» TASK:
Write the data out again, character for character, with no images.

======== DATA SUPPLIED

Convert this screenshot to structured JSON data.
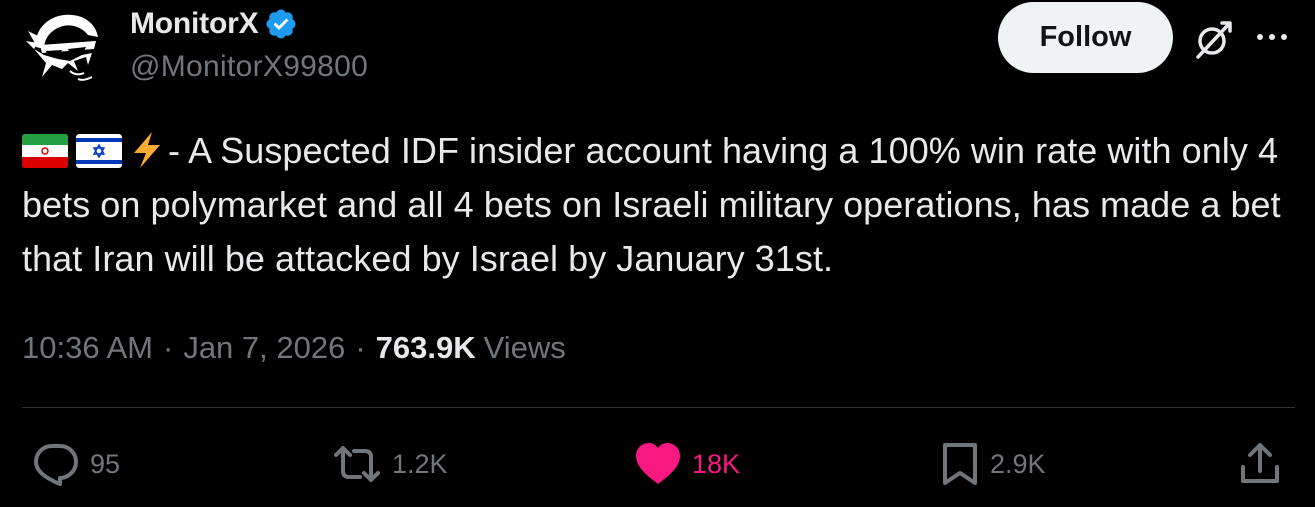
{
  "author": {
    "display_name": "MonitorX",
    "handle": "@MonitorX99800",
    "verified": true,
    "avatar_icon": "ninja-mask-avatar"
  },
  "header": {
    "follow_label": "Follow",
    "grok_icon": "grok-icon",
    "more_icon": "more-horizontal-icon"
  },
  "tweet": {
    "flags": [
      "iran-flag",
      "israel-flag"
    ],
    "emoji": "lightning-bolt",
    "text": "- A Suspected IDF insider account having a 100% win rate with only 4 bets on polymarket and all 4 bets on Israeli military operations, has made a bet that Iran will be attacked by Israel by January 31st."
  },
  "meta": {
    "time": "10:36 AM",
    "date": "Jan 7, 2026",
    "separator": "·",
    "views_count": "763.9K",
    "views_label": "Views"
  },
  "actions": {
    "replies": "95",
    "reposts": "1.2K",
    "likes": "18K",
    "bookmarks": "2.9K"
  },
  "colors": {
    "background": "#000000",
    "text": "#e7e9ea",
    "muted": "#71767b",
    "verified_blue": "#1d9bf0",
    "like_pink": "#f91880",
    "divider": "#2f3336"
  }
}
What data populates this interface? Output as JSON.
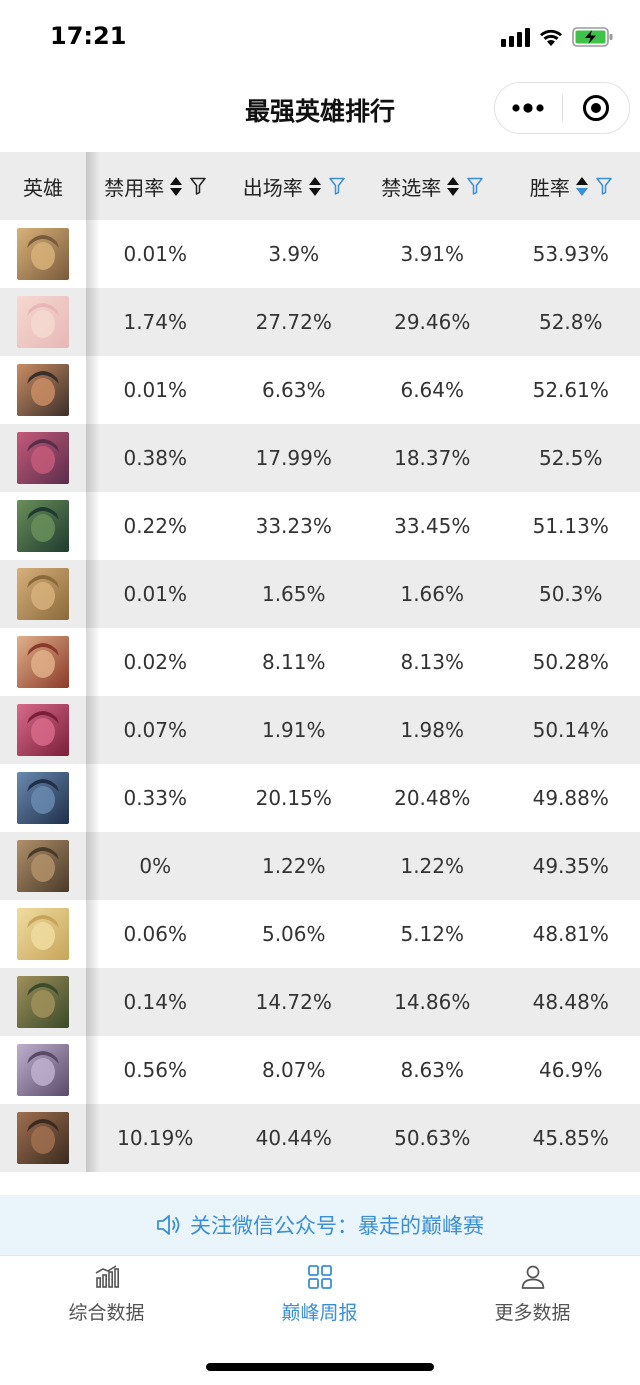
{
  "status_bar": {
    "time": "17:21"
  },
  "nav": {
    "title": "最强英雄排行"
  },
  "table": {
    "headers": {
      "hero": "英雄",
      "ban_rate": "禁用率",
      "appear_rate": "出场率",
      "pick_rate": "禁选率",
      "win_rate": "胜率"
    },
    "sorted_column": "win_rate",
    "sort_direction": "descending",
    "rows": [
      {
        "ban": "0.01%",
        "appear": "3.9%",
        "pick": "3.91%",
        "win": "53.93%"
      },
      {
        "ban": "1.74%",
        "appear": "27.72%",
        "pick": "29.46%",
        "win": "52.8%"
      },
      {
        "ban": "0.01%",
        "appear": "6.63%",
        "pick": "6.64%",
        "win": "52.61%"
      },
      {
        "ban": "0.38%",
        "appear": "17.99%",
        "pick": "18.37%",
        "win": "52.5%"
      },
      {
        "ban": "0.22%",
        "appear": "33.23%",
        "pick": "33.45%",
        "win": "51.13%"
      },
      {
        "ban": "0.01%",
        "appear": "1.65%",
        "pick": "1.66%",
        "win": "50.3%"
      },
      {
        "ban": "0.02%",
        "appear": "8.11%",
        "pick": "8.13%",
        "win": "50.28%"
      },
      {
        "ban": "0.07%",
        "appear": "1.91%",
        "pick": "1.98%",
        "win": "50.14%"
      },
      {
        "ban": "0.33%",
        "appear": "20.15%",
        "pick": "20.48%",
        "win": "49.88%"
      },
      {
        "ban": "0%",
        "appear": "1.22%",
        "pick": "1.22%",
        "win": "49.35%"
      },
      {
        "ban": "0.06%",
        "appear": "5.06%",
        "pick": "5.12%",
        "win": "48.81%"
      },
      {
        "ban": "0.14%",
        "appear": "14.72%",
        "pick": "14.86%",
        "win": "48.48%"
      },
      {
        "ban": "0.56%",
        "appear": "8.07%",
        "pick": "8.63%",
        "win": "46.9%"
      },
      {
        "ban": "10.19%",
        "appear": "40.44%",
        "pick": "50.63%",
        "win": "45.85%"
      }
    ]
  },
  "notice": {
    "icon": "speaker-icon",
    "text": "关注微信公众号：暴走的巅峰赛"
  },
  "tabs": [
    {
      "label": "综合数据",
      "icon": "bar-chart-icon",
      "active": false
    },
    {
      "label": "巅峰周报",
      "icon": "grid-icon",
      "active": true
    },
    {
      "label": "更多数据",
      "icon": "user-icon",
      "active": false
    }
  ],
  "colors": {
    "accent": "#3a8fd6",
    "row_alt": "#ececec",
    "notice_bg": "#eaf4fb"
  }
}
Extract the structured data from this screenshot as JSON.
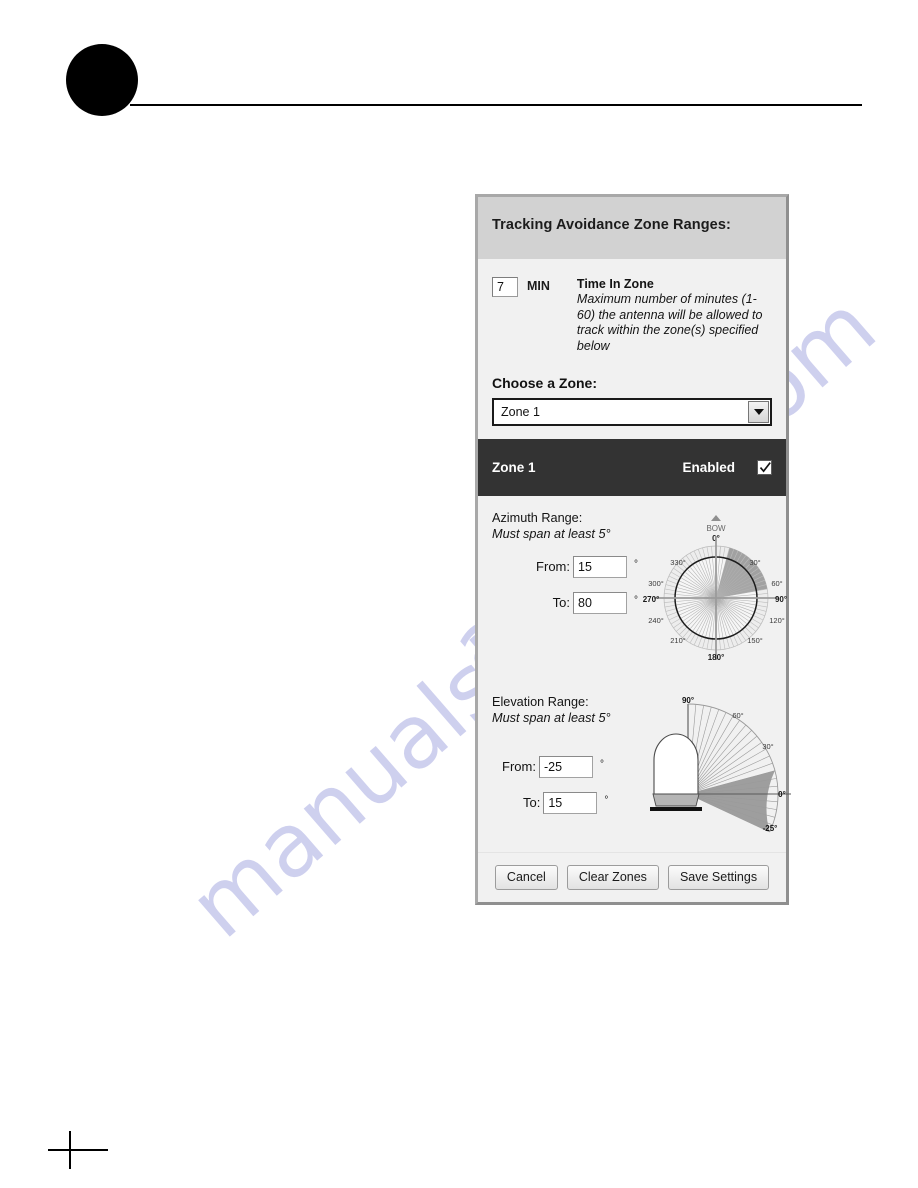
{
  "page": {
    "bullet_icon": "black-circle-bullet",
    "rule": "horizontal-rule",
    "crop_mark": "crop-mark",
    "watermark_text_1": "manualshive",
    "watermark_text_2": "alshive.com"
  },
  "dialog": {
    "title": "Tracking Avoidance Zone Ranges:",
    "time_in_zone": {
      "value": "7",
      "unit_label": "MIN",
      "heading": "Time In Zone",
      "description": "Maximum number of minutes (1-60) the antenna will be allowed to track within the zone(s) specified below"
    },
    "choose_zone": {
      "label": "Choose a Zone:",
      "selected": "Zone 1",
      "options": [
        "Zone 1"
      ],
      "caret_icon": "chevron-down-icon"
    },
    "zone_header": {
      "name": "Zone 1",
      "enabled_label": "Enabled",
      "enabled_checked": true,
      "check_icon": "check-icon",
      "bg_color": "#333333"
    },
    "azimuth": {
      "title": "Azimuth Range:",
      "subtitle": "Must span at least 5°",
      "from_label": "From:",
      "from_value": "15",
      "to_label": "To:",
      "to_value": "80",
      "degree_symbol": "°",
      "diagram": {
        "name": "azimuth-compass-diagram",
        "bow_label": "BOW",
        "bow_marker_icon": "triangle-up-icon",
        "tick_labels": [
          "0°",
          "30°",
          "60°",
          "90°",
          "120°",
          "150°",
          "180°",
          "210°",
          "240°",
          "270°",
          "300°",
          "330°"
        ],
        "bold_labels": [
          "0°",
          "90°",
          "180°",
          "270°"
        ],
        "shaded_from": 15,
        "shaded_to": 80,
        "shade_color": "#9a9a9a",
        "ray_count": 72
      }
    },
    "elevation": {
      "title": "Elevation Range:",
      "subtitle": "Must span at least 5°",
      "from_label": "From:",
      "from_value": "-25",
      "to_label": "To:",
      "to_value": "15",
      "degree_symbol": "°",
      "diagram": {
        "name": "elevation-fan-diagram",
        "tick_labels": [
          "90°",
          "60°",
          "30°",
          "0°",
          "-25°"
        ],
        "shaded_from": -25,
        "shaded_to": 15,
        "shade_color": "#9a9a9a",
        "antenna_icon": "radome-antenna"
      }
    },
    "buttons": {
      "cancel": "Cancel",
      "clear_zones": "Clear Zones",
      "save_settings": "Save Settings"
    }
  },
  "chart_data": [
    {
      "type": "pie",
      "name": "azimuth-compass",
      "title": "Azimuth Range",
      "unit": "degrees",
      "range_start": 15,
      "range_end": 80,
      "axis_ticks": [
        0,
        30,
        60,
        90,
        120,
        150,
        180,
        210,
        240,
        270,
        300,
        330
      ],
      "annotations": [
        "BOW"
      ],
      "grid": true,
      "legend": "none"
    },
    {
      "type": "pie",
      "name": "elevation-fan",
      "title": "Elevation Range",
      "unit": "degrees",
      "range_start": -25,
      "range_end": 15,
      "axis_ticks": [
        -25,
        0,
        30,
        60,
        90
      ],
      "ylim": [
        -25,
        90
      ],
      "grid": true,
      "legend": "none"
    }
  ]
}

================

» EXERCISE RESULT:
Convert this screenshot to structured JSON data.
{
  "author": {
    "display_name": "MonitorX",
    "handle": "@MonitorX99800",
    "verified": true,
    "avatar_icon": "ninja-mask-avatar"
  },
  "header": {
    "follow_label": "Follow",
    "grok_icon": "grok-icon",
    "more_icon": "more-horizontal-icon"
  },
  "tweet": {
    "flags": [
      "iran-flag",
      "israel-flag"
    ],
    "emoji": "lightning-bolt",
    "text": "- A Suspected IDF insider account having a 100% win rate with only 4 bets on polymarket and all 4 bets on Israeli military operations, has made a bet that Iran will be attacked by Israel by January 31st."
  },
  "meta": {
    "time": "10:36 AM",
    "date": "Jan 7, 2026",
    "separator": "·",
    "views_count": "763.9K",
    "views_label": "Views"
  },
  "actions": {
    "replies": "95",
    "reposts": "1.2K",
    "likes": "18K",
    "bookmarks": "2.9K"
  },
  "colors": {
    "background": "#000000",
    "text": "#e7e9ea",
    "muted": "#71767b",
    "verified_blue": "#1d9bf0",
    "like_pink": "#f91880",
    "divider": "#2f3336"
  }
}
What data populates this interface? Output as JSON.
{
  "status_bar": {
    "time": "17:21"
  },
  "nav": {
    "title": "最强英雄排行"
  },
  "table": {
    "headers": {
      "hero": "英雄",
      "ban_rate": "禁用率",
      "appear_rate": "出场率",
      "pick_rate": "禁选率",
      "win_rate": "胜率"
    },
    "sorted_column": "win_rate",
    "sort_direction": "descending",
    "rows": [
      {
        "ban": "0.01%",
        "appear": "3.9%",
        "pick": "3.91%",
        "win": "53.93%"
      },
      {
        "ban": "1.74%",
        "appear": "27.72%",
        "pick": "29.46%",
        "win": "52.8%"
      },
      {
        "ban": "0.01%",
        "appear": "6.63%",
        "pick": "6.64%",
        "win": "52.61%"
      },
      {
        "ban": "0.38%",
        "appear": "17.99%",
        "pick": "18.37%",
        "win": "52.5%"
      },
      {
        "ban": "0.22%",
        "appear": "33.23%",
        "pick": "33.45%",
        "win": "51.13%"
      },
      {
        "ban": "0.01%",
        "appear": "1.65%",
        "pick": "1.66%",
        "win": "50.3%"
      },
      {
        "ban": "0.02%",
        "appear": "8.11%",
        "pick": "8.13%",
        "win": "50.28%"
      },
      {
        "ban": "0.07%",
        "appear": "1.91%",
        "pick": "1.98%",
        "win": "50.14%"
      },
      {
        "ban": "0.33%",
        "appear": "20.15%",
        "pick": "20.48%",
        "win": "49.88%"
      },
      {
        "ban": "0%",
        "appear": "1.22%",
        "pick": "1.22%",
        "win": "49.35%"
      },
      {
        "ban": "0.06%",
        "appear": "5.06%",
        "pick": "5.12%",
        "win": "48.81%"
      },
      {
        "ban": "0.14%",
        "appear": "14.72%",
        "pick": "14.86%",
        "win": "48.48%"
      },
      {
        "ban": "0.56%",
        "appear": "8.07%",
        "pick": "8.63%",
        "win": "46.9%"
      },
      {
        "ban": "10.19%",
        "appear": "40.44%",
        "pick": "50.63%",
        "win": "45.85%"
      }
    ]
  },
  "notice": {
    "icon": "speaker-icon",
    "text": "关注微信公众号：暴走的巅峰赛"
  },
  "tabs": [
    {
      "label": "综合数据",
      "icon": "bar-chart-icon",
      "active": false
    },
    {
      "label": "巅峰周报",
      "icon": "grid-icon",
      "active": true
    },
    {
      "label": "更多数据",
      "icon": "user-icon",
      "active": false
    }
  ],
  "colors": {
    "accent": "#3a8fd6",
    "row_alt": "#ececec",
    "notice_bg": "#eaf4fb"
  }
}
Extract the structured data from this screenshot as JSON.
{
  "page": {
    "bullet_icon": "black-circle-bullet",
    "rule": "horizontal-rule",
    "crop_mark": "crop-mark",
    "watermark_text_1": "manualshive",
    "watermark_text_2": "alshive.com"
  },
  "dialog": {
    "title": "Tracking Avoidance Zone Ranges:",
    "time_in_zone": {
      "value": "7",
      "unit_label": "MIN",
      "heading": "Time In Zone",
      "description": "Maximum number of minutes (1-60) the antenna will be allowed to track within the zone(s) specified below"
    },
    "choose_zone": {
      "label": "Choose a Zone:",
      "selected": "Zone 1",
      "options": [
        "Zone 1"
      ],
      "caret_icon": "chevron-down-icon"
    },
    "zone_header": {
      "name": "Zone 1",
      "enabled_label": "Enabled",
      "enabled_checked": true,
      "check_icon": "check-icon",
      "bg_color": "#333333"
    },
    "azimuth": {
      "title": "Azimuth Range:",
      "subtitle": "Must span at least 5°",
      "from_label": "From:",
      "from_value": "15",
      "to_label": "To:",
      "to_value": "80",
      "degree_symbol": "°",
      "diagram": {
        "name": "azimuth-compass-diagram",
        "bow_label": "BOW",
        "bow_marker_icon": "triangle-up-icon",
        "tick_labels": [
          "0°",
          "30°",
          "60°",
          "90°",
          "120°",
          "150°",
          "180°",
          "210°",
          "240°",
          "270°",
          "300°",
          "330°"
        ],
        "bold_labels": [
          "0°",
          "90°",
          "180°",
          "270°"
        ],
        "shaded_from": 15,
        "shaded_to": 80,
        "shade_color": "#9a9a9a",
        "ray_count": 72
      }
    },
    "elevation": {
      "title": "Elevation Range:",
      "subtitle": "Must span at least 5°",
      "from_label": "From:",
      "from_value": "-25",
      "to_label": "To:",
      "to_value": "15",
      "degree_symbol": "°",
      "diagram": {
        "name": "elevation-fan-diagram",
        "tick_labels": [
          "90°",
          "60°",
          "30°",
          "0°",
          "-25°"
        ],
        "shaded_from": -25,
        "shaded_to": 15,
        "shade_color": "#9a9a9a",
        "antenna_icon": "radome-antenna"
      }
    },
    "buttons": {
      "cancel": "Cancel",
      "clear_zones": "Clear Zones",
      "save_settings": "Save Settings"
    }
  },
  "chart_data": [
    {
      "type": "pie",
      "name": "azimuth-compass",
      "title": "Azimuth Range",
      "unit": "degrees",
      "range_start": 15,
      "range_end": 80,
      "axis_ticks": [
        0,
        30,
        60,
        90,
        120,
        150,
        180,
        210,
        240,
        270,
        300,
        330
      ],
      "annotations": [
        "BOW"
      ],
      "grid": true,
      "legend": "none"
    },
    {
      "type": "pie",
      "name": "elevation-fan",
      "title": "Elevation Range",
      "unit": "degrees",
      "range_start": -25,
      "range_end": 15,
      "axis_ticks": [
        -25,
        0,
        30,
        60,
        90
      ],
      "ylim": [
        -25,
        90
      ],
      "grid": true,
      "legend": "none"
    }
  ]
}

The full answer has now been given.